Oliver Parsons, Senior Air Quality Consultant
Can data centres be air quality positive?
With the world’s growing online presence, the need for data centres to store our information is greater now than ever before. Can data centres be air quality positive – helping to bring about a beneficial influence on local air and contributing to positive change?
The health and wellbeing benefits of improved air quality, not just for humans but the wider environment, can be implemented and delivered in a planet-conscious way, with the potential to go above and beyond compliance.
The requirement for a reliable power supply makes contingency methods for the delivery of backup power an absolute necessity. The most common and often viable option for backup power is the diesel generator – with other options including alternative fuel generators, fuel cells and even hydrogen power. The emissions can impact the health of the environment – human and ecological – with requirements for legal compliance also needing to be taken into account. When we consider that the typical data centre consists of approximately 100,000 servers, needing up to 100MW of power support, this could require up to 60 backup generators. The emissions from up to 60 large backup generators can have major impacts on local air quality if design is not duly considered at an early stage. Moving this to a greater level of consideration – in terms of embodied carbon, lifecycle analysis and GHG emissions – can make for an engaging challenge that requires an experienced and holistic approach to help with delivery of an air quality positive statement.
An air quality positive approach
Air quality positivity aims to maximise benefits to air quality in and around large sites while keeping exposure to sources of poor air quality low for those in the vicinity of the building.
There are four key areas to be considered as part of this approach:
Air quality positive data centres
There is a range of measures that can be implemented to help data centres align with the air quality positive approach.
These measures require consideration throughout the design, build and operation and include preventing exposure through design, fuel type and emission control technologies, reduction through green infrastructure and off-setting through green infrastructure and heat recovery.
Backup generator flue design
- Crucial for air quality to be considered at an early stage
- Can have a large impact on pollutant dispersion
- Optimisation has the potential to minimise air quality impacts at nearby receptors
Hydrotreated vegetable oil 100 fuel
- Advanced biofuel made from 100% renewable and sustainable material
- Can be used as an alternative to fossil fuels
- Biodegradable and has a lower impact on air quality than pure fossil fuel
Selective catalytic reduction
- Advanced emissions control system
- Can reduce NOx emissions by up to 90%
- Can reduce PM10, PM2.5, CO and TOC emissions
- Provides benefits through natural solutions implemented through manmade methods
- Can be implemented in the form of green walls on the façade
- Potential to remove approximately nine cars’ worth of PM10 per year per m2
- Data centres generate significant amounts of heat
- Subsequently require vast amounts of cooling
- Excess heat can be exported to nearby homes and businesses
- Already being implemented: swimming pool heated by Deep Green in Devon, greenhouse being heated by Equinox in Paris, towns being heated by TikTok in Norway

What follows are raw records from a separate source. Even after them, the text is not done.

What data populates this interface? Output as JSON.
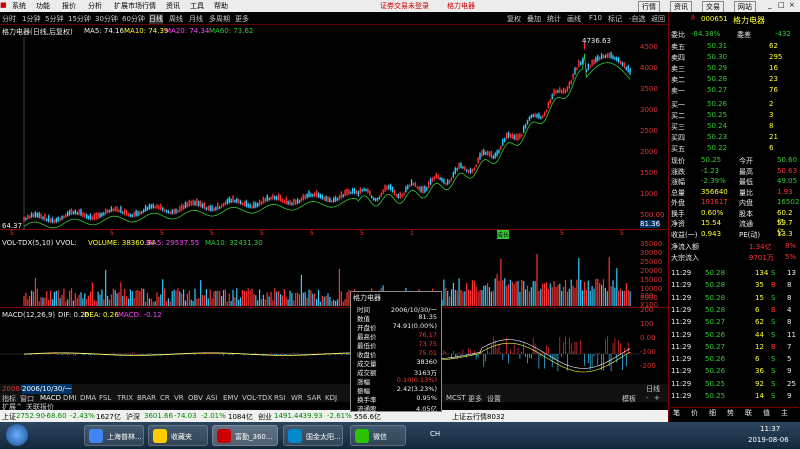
{
  "menubar": {
    "items": [
      "系统",
      "功能",
      "报价",
      "分析",
      "扩展市场行情",
      "资讯",
      "工具",
      "帮助"
    ],
    "notice": "证券交易未登录",
    "stock_name": "格力电器",
    "right_btns": [
      "行情",
      "资讯",
      "交易",
      "网站"
    ]
  },
  "tbar": {
    "tabs": [
      "分时",
      "1分钟",
      "5分钟",
      "15分钟",
      "30分钟",
      "60分钟",
      "日线",
      "周线",
      "月线",
      "多周期",
      "更多"
    ],
    "right": [
      "复权",
      "叠加",
      "统计",
      "画线",
      "F10",
      "标记",
      "-自选",
      "返回"
    ]
  },
  "info": {
    "name": "格力电器(日线,后复权)",
    "ma5": "MA5: 74.16",
    "ma10": "MA10: 74.39",
    "ma20": "MA20: 74.34",
    "ma60": "MA60: 73.62"
  },
  "main_axis": [
    "4500",
    "4000",
    "3500",
    "3000",
    "2500",
    "2000",
    "1500",
    "1000",
    "500.00"
  ],
  "main_labels": {
    "peak": "4736.63",
    "low": "64.37",
    "last": "81.36",
    "axis_bottom": "81.36",
    "x_labels": [
      "5",
      "5",
      "5",
      "5",
      "5",
      "5",
      "5",
      "1",
      "5",
      "5",
      "5"
    ],
    "tag": "成长"
  },
  "vol": {
    "label": "VOL-TDX(5,10) VVOL: ",
    "volume": "VOLUME: 38360.34",
    "ma5": "MA5: 29537.55",
    "ma10": "MA10: 32431.30",
    "axis": [
      "35000",
      "30000",
      "25000",
      "20000",
      "15000",
      "10000",
      "5000",
      "X100"
    ]
  },
  "macd": {
    "label": "MACD(12,26,9)",
    "dif": "DIF: 0.26",
    "dea": "DEA: 0.26",
    "macd": "MACD: -0.12",
    "axis": [
      "300",
      "200",
      "100",
      "0.00",
      "-100",
      "-200"
    ]
  },
  "bottom": {
    "date_prefix": "2006年",
    "date": "2006/10/30/一",
    "tabs": [
      "指标",
      "窗口",
      "MACD",
      "DMI",
      "DMA",
      "FSL",
      "TRIX",
      "BRAR",
      "CR",
      "VR",
      "OBV",
      "ASI",
      "EMV",
      "VOL-TDX",
      "RSI",
      "WR",
      "SAR",
      "KDJ"
    ],
    "extra": [
      "MCST",
      "更多",
      "设置",
      "模板",
      "-",
      "+",
      "-"
    ],
    "row2": [
      "扩展^",
      "关联报价"
    ],
    "rixian": "日线"
  },
  "popup": {
    "title": "格力电器",
    "rows": [
      [
        "时间",
        "2006/10/30/一"
      ],
      [
        "数值",
        "81.35"
      ],
      [
        "开盘价",
        "74.91(0.00%)"
      ],
      [
        "最高价",
        "76.17"
      ],
      [
        "最低价",
        "73.75"
      ],
      [
        "收盘价",
        "75.01"
      ],
      [
        "成交量",
        "38360"
      ],
      [
        "成交额",
        "3163万"
      ],
      [
        "涨幅",
        "0.10(0.13%)"
      ],
      [
        "振幅",
        "2.42(3.23%)"
      ],
      [
        "换手率",
        "0.95%"
      ],
      [
        "流通股",
        "4.05亿"
      ]
    ]
  },
  "statusbar": {
    "sh_label": "上证",
    "sh": "2752.90",
    "sh_chg": "-68.60",
    "sh_pct": "-2.43%",
    "sh_amt": "1627亿",
    "sz_label": "沪深",
    "sz": "3601.66",
    "sz_chg": "-74.03",
    "sz_pct": "-2.01%",
    "sz_amt": "1084亿",
    "cy_label": "创业",
    "cy": "1491.44",
    "cy_chg": "-39.93",
    "cy_pct": "-2.61%",
    "cy_amt": "556.6亿",
    "right": "上证云行情8032"
  },
  "rp": {
    "code": "000651",
    "name": "格力电器",
    "wb_label": "委比",
    "wb": "-84.38%",
    "wc_label": "委差",
    "wc": "-432",
    "sells": [
      [
        "卖五",
        "50.31",
        "62"
      ],
      [
        "卖四",
        "50.30",
        "295"
      ],
      [
        "卖三",
        "50.29",
        "16"
      ],
      [
        "卖二",
        "50.28",
        "23"
      ],
      [
        "卖一",
        "50.27",
        "76"
      ]
    ],
    "buys": [
      [
        "买一",
        "50.26",
        "2"
      ],
      [
        "买二",
        "50.25",
        "3"
      ],
      [
        "买三",
        "50.24",
        "8"
      ],
      [
        "买四",
        "50.23",
        "21"
      ],
      [
        "买五",
        "50.22",
        "6"
      ]
    ],
    "stats": [
      [
        "现价",
        "50.25",
        "今开",
        "50.60"
      ],
      [
        "涨跌",
        "-1.23",
        "最高",
        "50.63"
      ],
      [
        "涨幅",
        "-2.39%",
        "最低",
        "49.05"
      ],
      [
        "总量",
        "356640",
        "量比",
        "1.93"
      ],
      [
        "外盘",
        "191617",
        "内盘",
        "165022"
      ],
      [
        "换手",
        "0.60%",
        "股本",
        "60.2亿"
      ],
      [
        "净资",
        "15.54",
        "流通",
        "59.7亿"
      ],
      [
        "收益(一)",
        "0.943",
        "PE(动)",
        "13.3"
      ]
    ],
    "flow": [
      [
        "净流入额",
        "1.34亿",
        "8%"
      ],
      [
        "大宗流入",
        "9701万",
        "5%"
      ]
    ],
    "ticks": [
      [
        "11:29",
        "50.28",
        "134",
        "S",
        "13"
      ],
      [
        "11:29",
        "50.28",
        "35",
        "B",
        "8"
      ],
      [
        "11:29",
        "50.28",
        "15",
        "S",
        "8"
      ],
      [
        "11:29",
        "50.28",
        "6",
        "B",
        "4"
      ],
      [
        "11:29",
        "50.27",
        "62",
        "S",
        "8"
      ],
      [
        "11:29",
        "50.26",
        "44",
        "S",
        "11"
      ],
      [
        "11:29",
        "50.27",
        "12",
        "B",
        "7"
      ],
      [
        "11:29",
        "50.26",
        "6",
        "S",
        "5"
      ],
      [
        "11:29",
        "50.26",
        "36",
        "S",
        "9"
      ],
      [
        "11:29",
        "50.25",
        "92",
        "S",
        "25"
      ],
      [
        "11:29",
        "50.25",
        "14",
        "S",
        "9"
      ]
    ],
    "tabs": [
      "笔",
      "价",
      "细",
      "势",
      "联",
      "值",
      "主"
    ]
  },
  "taskbar": {
    "items": [
      "上海普林...",
      "收藏夹",
      "富勤_360...",
      "国金太阳...",
      "微信"
    ],
    "ch": "CH",
    "time": "11:37",
    "date": "2019-08-06"
  }
}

Achieving air quality positivity for data centres does require input from specialists and experts – with a holistic approach required to provide true value. Cross-disciplinary collaboration is crucial and with this it is possible to move above and beyond compliance and help move towards a more sustainable data centre.

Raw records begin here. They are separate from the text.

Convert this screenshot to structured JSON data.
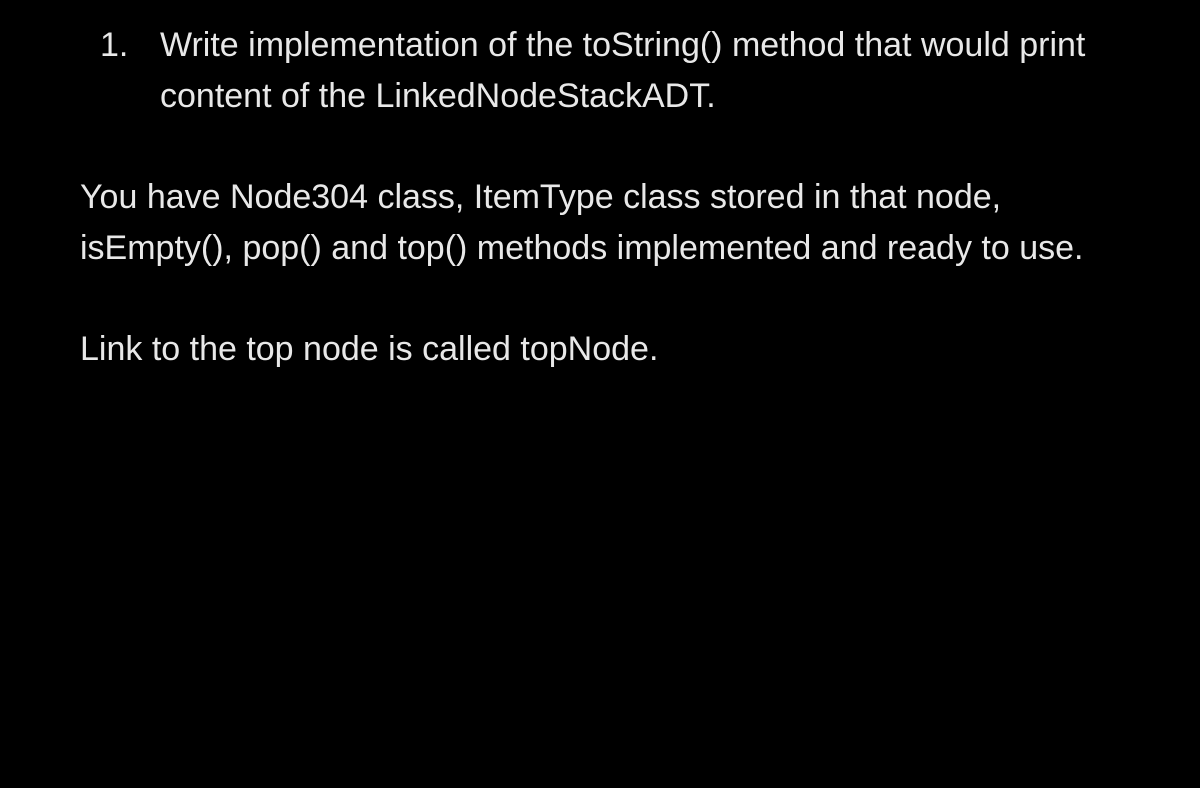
{
  "question": {
    "number": "1.",
    "text": "Write implementation of the toString() method that would print content of the LinkedNodeStackADT."
  },
  "paragraphs": [
    "You have Node304 class, ItemType class stored in that node, isEmpty(), pop() and top() methods implemented and ready to use.",
    "Link to the top node is called topNode."
  ]
}
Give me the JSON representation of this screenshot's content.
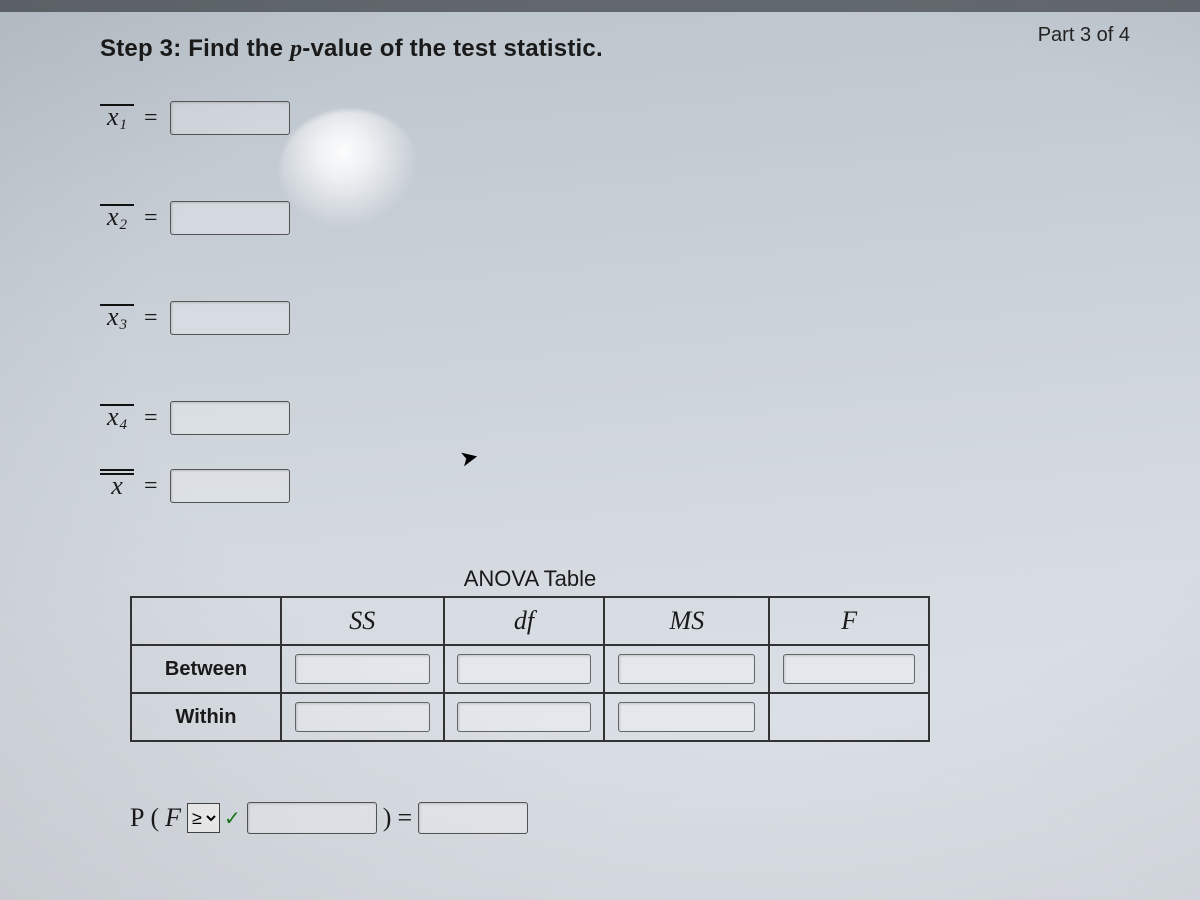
{
  "part_label": "Part 3 of 4",
  "step": {
    "prefix": "Step 3: Find the ",
    "var": "p",
    "suffix": "-value of the test statistic."
  },
  "means": [
    {
      "symbol": "x",
      "sub": "1",
      "dbl": false,
      "value": ""
    },
    {
      "symbol": "x",
      "sub": "2",
      "dbl": false,
      "value": ""
    },
    {
      "symbol": "x",
      "sub": "3",
      "dbl": false,
      "value": ""
    },
    {
      "symbol": "x",
      "sub": "4",
      "dbl": false,
      "value": ""
    },
    {
      "symbol": "x",
      "sub": "",
      "dbl": true,
      "value": ""
    }
  ],
  "eq_sign": "=",
  "anova": {
    "title": "ANOVA Table",
    "cols": [
      "SS",
      "df",
      "MS",
      "F"
    ],
    "rows": [
      {
        "label": "Between",
        "cells": [
          "",
          "",
          "",
          ""
        ]
      },
      {
        "label": "Within",
        "cells": [
          "",
          "",
          "",
          null
        ]
      }
    ]
  },
  "prob": {
    "P": "P",
    "open": "(",
    "F": "F",
    "op_selected": "≥",
    "op_options": [
      "≥",
      "≤",
      ">",
      "<",
      "="
    ],
    "check": "✓",
    "arg_value": "",
    "close": ")",
    "eq": "=",
    "result_value": ""
  }
}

We can provide a bespoke approach and identify optimal measures to suit the project. Let’s talk: OliverParsons@hoarelea.com; ChrisRush@hoarelea.com